Data to process

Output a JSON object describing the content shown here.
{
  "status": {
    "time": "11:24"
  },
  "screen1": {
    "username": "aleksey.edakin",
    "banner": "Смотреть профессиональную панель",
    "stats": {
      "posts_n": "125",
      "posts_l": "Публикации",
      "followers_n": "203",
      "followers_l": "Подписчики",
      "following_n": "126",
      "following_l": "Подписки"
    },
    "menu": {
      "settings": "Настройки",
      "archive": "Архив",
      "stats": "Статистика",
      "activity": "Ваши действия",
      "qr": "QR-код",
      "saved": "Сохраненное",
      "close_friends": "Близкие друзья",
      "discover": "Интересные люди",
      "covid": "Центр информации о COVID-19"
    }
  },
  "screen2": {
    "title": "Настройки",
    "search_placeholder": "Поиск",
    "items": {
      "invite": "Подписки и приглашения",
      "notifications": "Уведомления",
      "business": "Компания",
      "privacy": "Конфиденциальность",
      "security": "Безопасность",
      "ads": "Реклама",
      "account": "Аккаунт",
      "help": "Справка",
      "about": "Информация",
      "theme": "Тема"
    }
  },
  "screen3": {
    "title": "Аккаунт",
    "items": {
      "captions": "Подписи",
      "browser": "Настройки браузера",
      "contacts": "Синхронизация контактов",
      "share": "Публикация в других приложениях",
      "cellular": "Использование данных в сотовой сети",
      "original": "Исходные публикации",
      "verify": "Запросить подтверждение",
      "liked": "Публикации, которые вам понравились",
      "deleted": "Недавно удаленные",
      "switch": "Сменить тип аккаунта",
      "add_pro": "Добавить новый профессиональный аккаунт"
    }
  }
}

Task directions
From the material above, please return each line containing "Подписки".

Response to the exercise
      "following_l": "Подписки"
      "invite": "Подписки и приглашения",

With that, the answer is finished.